Count up the lines of the data below that contain the string "acceso", then give only the total.

--- DATA SECTION Enclosed Below ---

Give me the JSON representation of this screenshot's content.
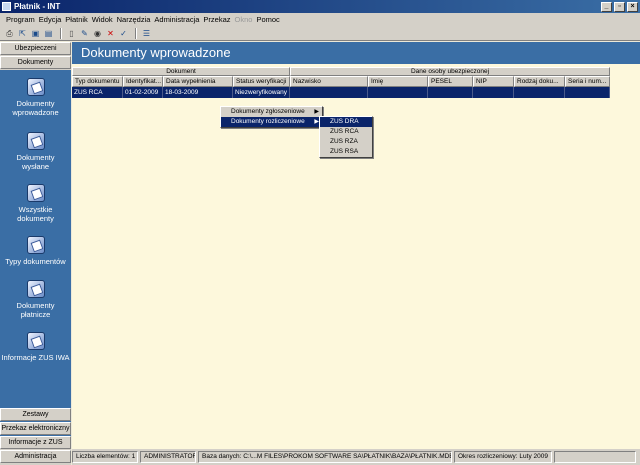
{
  "window": {
    "title": "Płatnik - INT",
    "min": "_",
    "max": "▫",
    "close": "×"
  },
  "menu": [
    "Program",
    "Edycja",
    "Płatnik",
    "Widok",
    "Narzędzia",
    "Administracja",
    "Przekaz",
    "Okno",
    "Pomoc"
  ],
  "menu_disabled_index": 7,
  "sidebar": {
    "top_buttons": [
      "Ubezpieczeni",
      "Dokumenty"
    ],
    "items": [
      {
        "label1": "Dokumenty",
        "label2": "wprowadzone",
        "icon": "doc-in-icon"
      },
      {
        "label1": "Dokumenty",
        "label2": "wysłane",
        "icon": "doc-sent-icon"
      },
      {
        "label1": "Wszystkie",
        "label2": "dokumenty",
        "icon": "all-docs-icon"
      },
      {
        "label1": "Typy dokumentów",
        "label2": "",
        "icon": "doc-types-icon"
      },
      {
        "label1": "Dokumenty",
        "label2": "płatnicze",
        "icon": "payment-docs-icon"
      },
      {
        "label1": "Informacje ZUS IWA",
        "label2": "",
        "icon": "iwa-icon"
      }
    ],
    "bottom_buttons": [
      "Zestawy",
      "Przekaz elektroniczny",
      "Informacje z ZUS",
      "Administracja"
    ]
  },
  "main": {
    "title": "Dokumenty wprowadzone",
    "group_headers": [
      "Dokument",
      "Dane osoby ubezpieczonej"
    ],
    "columns": [
      "Typ dokumentu",
      "Identyfikat...",
      "Data wypełnienia",
      "Status weryfikacji",
      "Nazwisko",
      "Imię",
      "PESEL",
      "NIP",
      "Rodzaj doku...",
      "Seria i num..."
    ],
    "rows": [
      [
        "ZUS RCA",
        "01-02-2009",
        "18-03-2009",
        "Niezweryfikowany",
        "",
        "",
        "",
        "",
        "",
        ""
      ]
    ]
  },
  "context_menu": {
    "items": [
      "Dokumenty zgłoszeniowe",
      "Dokumenty rozliczeniowe"
    ],
    "submenu": [
      "ZUS DRA",
      "ZUS RCA",
      "ZUS RZA",
      "ZUS RSA"
    ]
  },
  "status": {
    "count": "Liczba elementów: 1",
    "user": "ADMINISTRATOR",
    "db": "Baza danych: C:\\...M FILES\\PROKOM SOFTWARE SA\\PŁATNIK\\BAZA\\PŁATNIK.MDB",
    "period": "Okres rozliczeniowy: Luty 2009"
  },
  "colors": {
    "accent": "#3a6ea5",
    "selection": "#0a246a",
    "content_bg": "#fdf8dc"
  }
}
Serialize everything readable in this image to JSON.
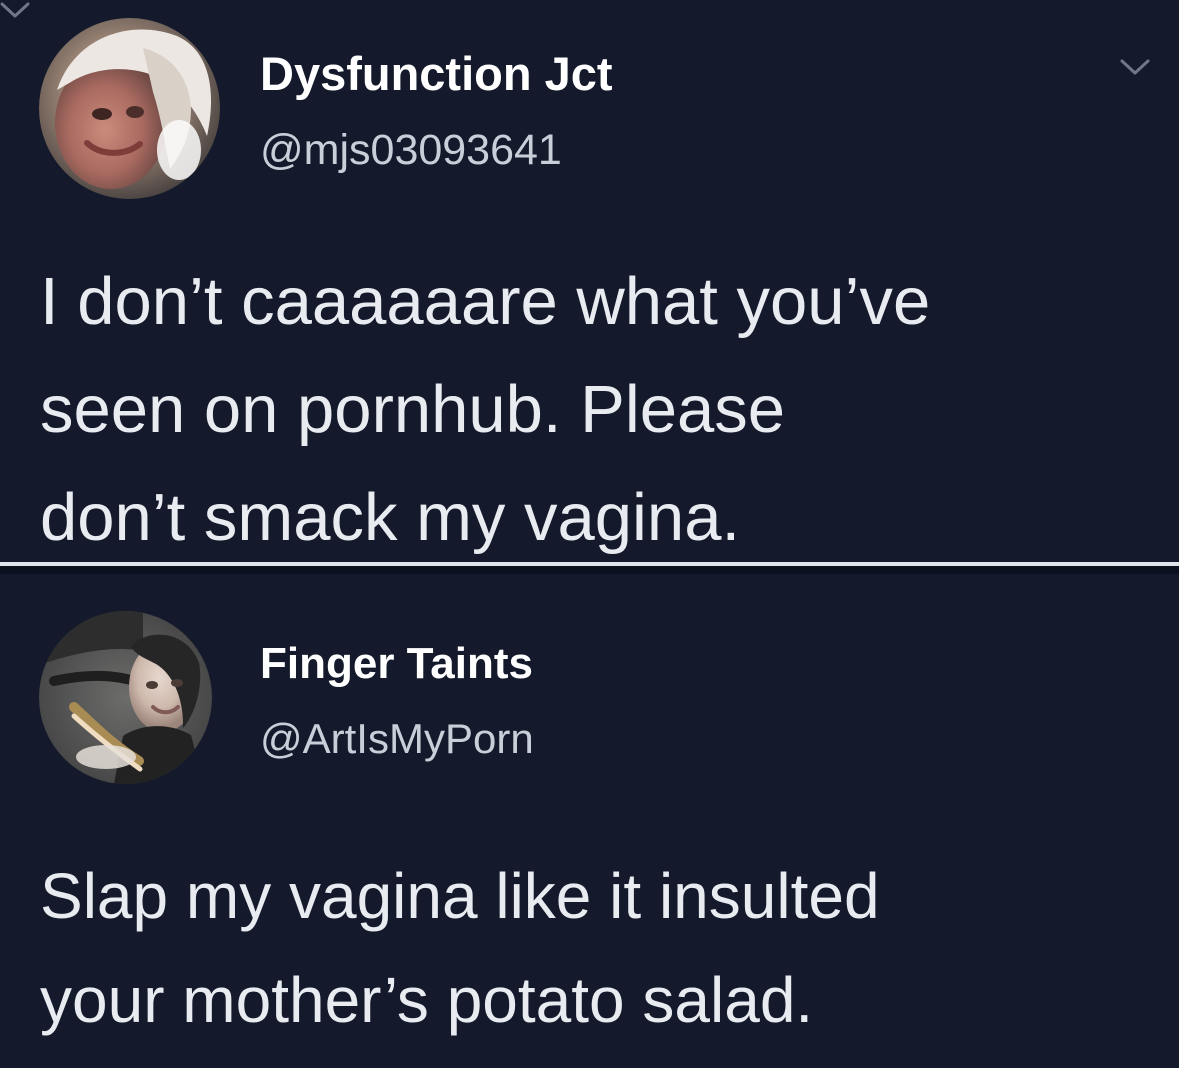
{
  "tweets": [
    {
      "display_name": "Dysfunction Jct",
      "handle": "@mjs03093641",
      "text_lines": [
        "I don’t caaaaaare what you’ve",
        "seen on pornhub.  Please",
        "don’t smack my vagina."
      ],
      "icons": {
        "avatar": "profile-photo",
        "menu": "chevron-down-icon"
      }
    },
    {
      "display_name": "Finger Taints",
      "handle": "@ArtIsMyPorn",
      "text_lines": [
        "Slap my vagina like it insulted",
        "your mother’s potato salad."
      ],
      "icons": {
        "avatar": "profile-photo",
        "menu": "chevron-down-icon"
      }
    }
  ],
  "colors": {
    "background": "#141a2b",
    "text_primary": "#e8ebf0",
    "text_secondary": "#c9cfd9",
    "divider": "#dfe3ea"
  }
}
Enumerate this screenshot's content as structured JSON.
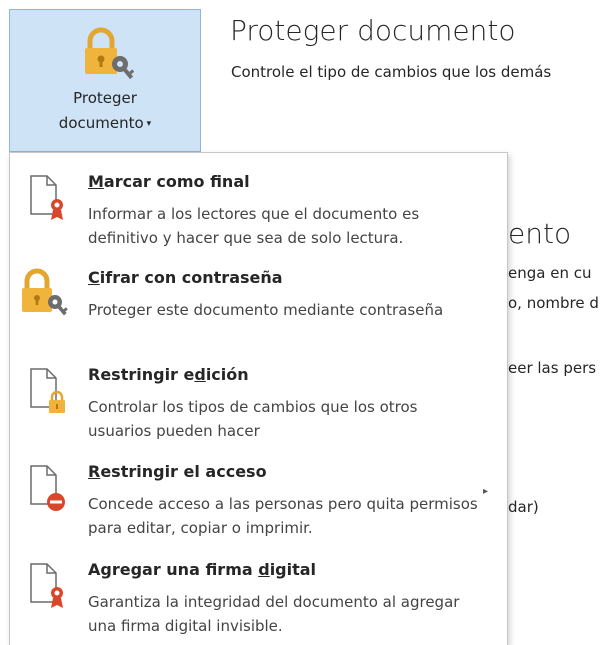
{
  "button": {
    "line1": "Proteger",
    "line2": "documento",
    "caret": "▾"
  },
  "background": {
    "title": "Proteger documento",
    "subtitle": "Controle el tipo de cambios que los demás",
    "fragments": [
      "ento",
      "enga en cu",
      "o, nombre d",
      "eer las pers",
      "dar)"
    ]
  },
  "menu": {
    "items": [
      {
        "t1": "",
        "tu": "M",
        "t2": "arcar como final",
        "desc": "Informar a los lectores que el documento es definitivo y hacer que sea de solo lectura.",
        "icon": "document-ribbon-icon"
      },
      {
        "t1": "",
        "tu": "C",
        "t2": "ifrar con contraseña",
        "desc": "Proteger este documento mediante contraseña",
        "icon": "lock-key-icon"
      },
      {
        "t1": "Restringir e",
        "tu": "d",
        "t2": "ición",
        "desc": "Controlar los tipos de cambios que los otros usuarios pueden hacer",
        "icon": "document-lock-icon"
      },
      {
        "t1": "",
        "tu": "R",
        "t2": "estringir el acceso",
        "desc": "Concede acceso a las personas pero quita permisos para editar, copiar o imprimir.",
        "icon": "document-restricted-icon",
        "arrow": "▸"
      },
      {
        "t1": "Agregar una firma ",
        "tu": "d",
        "t2": "igital",
        "desc": "Garantiza la integridad del documento al agregar una firma digital invisible.",
        "icon": "document-signature-icon"
      }
    ]
  }
}
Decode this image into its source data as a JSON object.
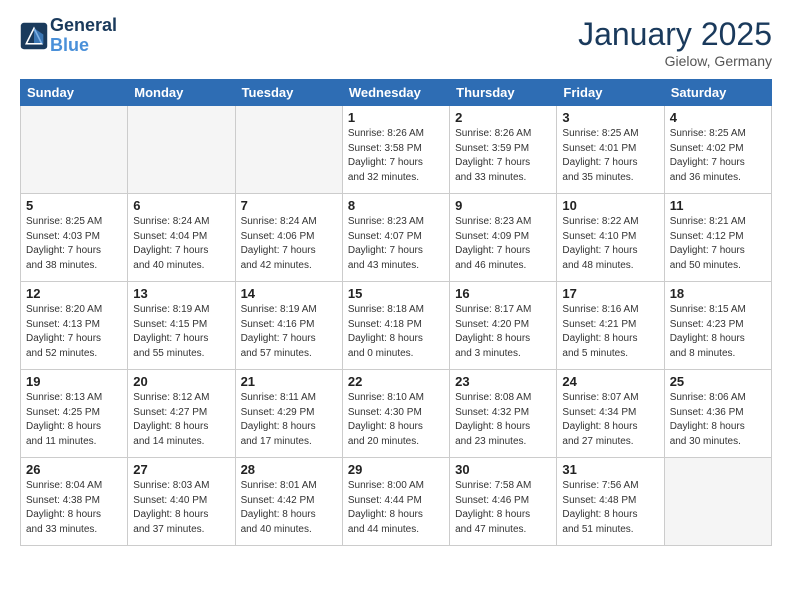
{
  "header": {
    "logo_line1": "General",
    "logo_line2": "Blue",
    "month": "January 2025",
    "location": "Gielow, Germany"
  },
  "weekdays": [
    "Sunday",
    "Monday",
    "Tuesday",
    "Wednesday",
    "Thursday",
    "Friday",
    "Saturday"
  ],
  "weeks": [
    [
      {
        "day": "",
        "info": ""
      },
      {
        "day": "",
        "info": ""
      },
      {
        "day": "",
        "info": ""
      },
      {
        "day": "1",
        "info": "Sunrise: 8:26 AM\nSunset: 3:58 PM\nDaylight: 7 hours\nand 32 minutes."
      },
      {
        "day": "2",
        "info": "Sunrise: 8:26 AM\nSunset: 3:59 PM\nDaylight: 7 hours\nand 33 minutes."
      },
      {
        "day": "3",
        "info": "Sunrise: 8:25 AM\nSunset: 4:01 PM\nDaylight: 7 hours\nand 35 minutes."
      },
      {
        "day": "4",
        "info": "Sunrise: 8:25 AM\nSunset: 4:02 PM\nDaylight: 7 hours\nand 36 minutes."
      }
    ],
    [
      {
        "day": "5",
        "info": "Sunrise: 8:25 AM\nSunset: 4:03 PM\nDaylight: 7 hours\nand 38 minutes."
      },
      {
        "day": "6",
        "info": "Sunrise: 8:24 AM\nSunset: 4:04 PM\nDaylight: 7 hours\nand 40 minutes."
      },
      {
        "day": "7",
        "info": "Sunrise: 8:24 AM\nSunset: 4:06 PM\nDaylight: 7 hours\nand 42 minutes."
      },
      {
        "day": "8",
        "info": "Sunrise: 8:23 AM\nSunset: 4:07 PM\nDaylight: 7 hours\nand 43 minutes."
      },
      {
        "day": "9",
        "info": "Sunrise: 8:23 AM\nSunset: 4:09 PM\nDaylight: 7 hours\nand 46 minutes."
      },
      {
        "day": "10",
        "info": "Sunrise: 8:22 AM\nSunset: 4:10 PM\nDaylight: 7 hours\nand 48 minutes."
      },
      {
        "day": "11",
        "info": "Sunrise: 8:21 AM\nSunset: 4:12 PM\nDaylight: 7 hours\nand 50 minutes."
      }
    ],
    [
      {
        "day": "12",
        "info": "Sunrise: 8:20 AM\nSunset: 4:13 PM\nDaylight: 7 hours\nand 52 minutes."
      },
      {
        "day": "13",
        "info": "Sunrise: 8:19 AM\nSunset: 4:15 PM\nDaylight: 7 hours\nand 55 minutes."
      },
      {
        "day": "14",
        "info": "Sunrise: 8:19 AM\nSunset: 4:16 PM\nDaylight: 7 hours\nand 57 minutes."
      },
      {
        "day": "15",
        "info": "Sunrise: 8:18 AM\nSunset: 4:18 PM\nDaylight: 8 hours\nand 0 minutes."
      },
      {
        "day": "16",
        "info": "Sunrise: 8:17 AM\nSunset: 4:20 PM\nDaylight: 8 hours\nand 3 minutes."
      },
      {
        "day": "17",
        "info": "Sunrise: 8:16 AM\nSunset: 4:21 PM\nDaylight: 8 hours\nand 5 minutes."
      },
      {
        "day": "18",
        "info": "Sunrise: 8:15 AM\nSunset: 4:23 PM\nDaylight: 8 hours\nand 8 minutes."
      }
    ],
    [
      {
        "day": "19",
        "info": "Sunrise: 8:13 AM\nSunset: 4:25 PM\nDaylight: 8 hours\nand 11 minutes."
      },
      {
        "day": "20",
        "info": "Sunrise: 8:12 AM\nSunset: 4:27 PM\nDaylight: 8 hours\nand 14 minutes."
      },
      {
        "day": "21",
        "info": "Sunrise: 8:11 AM\nSunset: 4:29 PM\nDaylight: 8 hours\nand 17 minutes."
      },
      {
        "day": "22",
        "info": "Sunrise: 8:10 AM\nSunset: 4:30 PM\nDaylight: 8 hours\nand 20 minutes."
      },
      {
        "day": "23",
        "info": "Sunrise: 8:08 AM\nSunset: 4:32 PM\nDaylight: 8 hours\nand 23 minutes."
      },
      {
        "day": "24",
        "info": "Sunrise: 8:07 AM\nSunset: 4:34 PM\nDaylight: 8 hours\nand 27 minutes."
      },
      {
        "day": "25",
        "info": "Sunrise: 8:06 AM\nSunset: 4:36 PM\nDaylight: 8 hours\nand 30 minutes."
      }
    ],
    [
      {
        "day": "26",
        "info": "Sunrise: 8:04 AM\nSunset: 4:38 PM\nDaylight: 8 hours\nand 33 minutes."
      },
      {
        "day": "27",
        "info": "Sunrise: 8:03 AM\nSunset: 4:40 PM\nDaylight: 8 hours\nand 37 minutes."
      },
      {
        "day": "28",
        "info": "Sunrise: 8:01 AM\nSunset: 4:42 PM\nDaylight: 8 hours\nand 40 minutes."
      },
      {
        "day": "29",
        "info": "Sunrise: 8:00 AM\nSunset: 4:44 PM\nDaylight: 8 hours\nand 44 minutes."
      },
      {
        "day": "30",
        "info": "Sunrise: 7:58 AM\nSunset: 4:46 PM\nDaylight: 8 hours\nand 47 minutes."
      },
      {
        "day": "31",
        "info": "Sunrise: 7:56 AM\nSunset: 4:48 PM\nDaylight: 8 hours\nand 51 minutes."
      },
      {
        "day": "",
        "info": ""
      }
    ]
  ]
}
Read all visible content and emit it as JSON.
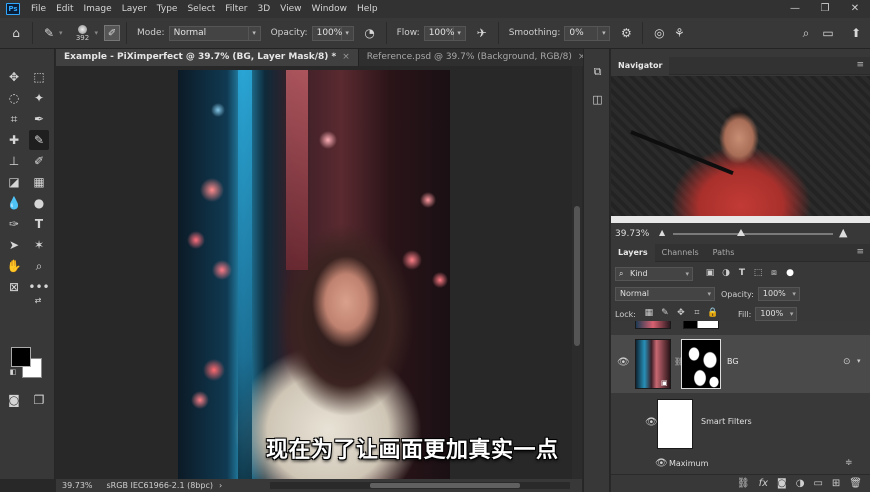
{
  "app": {
    "logo": "Ps"
  },
  "menu": [
    "File",
    "Edit",
    "Image",
    "Layer",
    "Type",
    "Select",
    "Filter",
    "3D",
    "View",
    "Window",
    "Help"
  ],
  "window_controls": [
    "—",
    "❐",
    "✕"
  ],
  "options": {
    "brush_size": "392",
    "mode_label": "Mode:",
    "mode_value": "Normal",
    "opacity_label": "Opacity:",
    "opacity_value": "100%",
    "flow_label": "Flow:",
    "flow_value": "100%",
    "smoothing_label": "Smoothing:",
    "smoothing_value": "0%"
  },
  "tabs": [
    {
      "label": "Example - PiXimperfect @ 39.7% (BG, Layer Mask/8) *",
      "active": true
    },
    {
      "label": "Reference.psd @ 39.7% (Background, RGB/8)",
      "active": false
    }
  ],
  "canvas": {
    "subtitle": "现在为了让画面更加真实一点"
  },
  "status": {
    "zoom": "39.73%",
    "profile": "sRGB IEC61966-2.1 (8bpc)"
  },
  "navigator": {
    "title": "Navigator",
    "zoom": "39.73%"
  },
  "layers_panel": {
    "tabs": [
      "Layers",
      "Channels",
      "Paths"
    ],
    "filter_kind": "Kind",
    "blend_mode": "Normal",
    "opacity_label": "Opacity:",
    "opacity_value": "100%",
    "lock_label": "Lock:",
    "fill_label": "Fill:",
    "fill_value": "100%",
    "layers": [
      {
        "name": "BG",
        "type": "smart object with mask"
      },
      {
        "name": "Smart Filters",
        "type": "filter mask"
      },
      {
        "name": "Maximum",
        "type": "filter"
      }
    ],
    "footer_icons": [
      "link-icon",
      "fx-icon",
      "mask-icon",
      "adjustment-icon",
      "folder-icon",
      "new-layer-icon",
      "trash-icon"
    ]
  },
  "colors": {
    "accent": "#31a8ff",
    "panel": "#383838",
    "app_bg": "#282828"
  }
}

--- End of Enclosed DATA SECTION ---

ANSWER SECTION:
2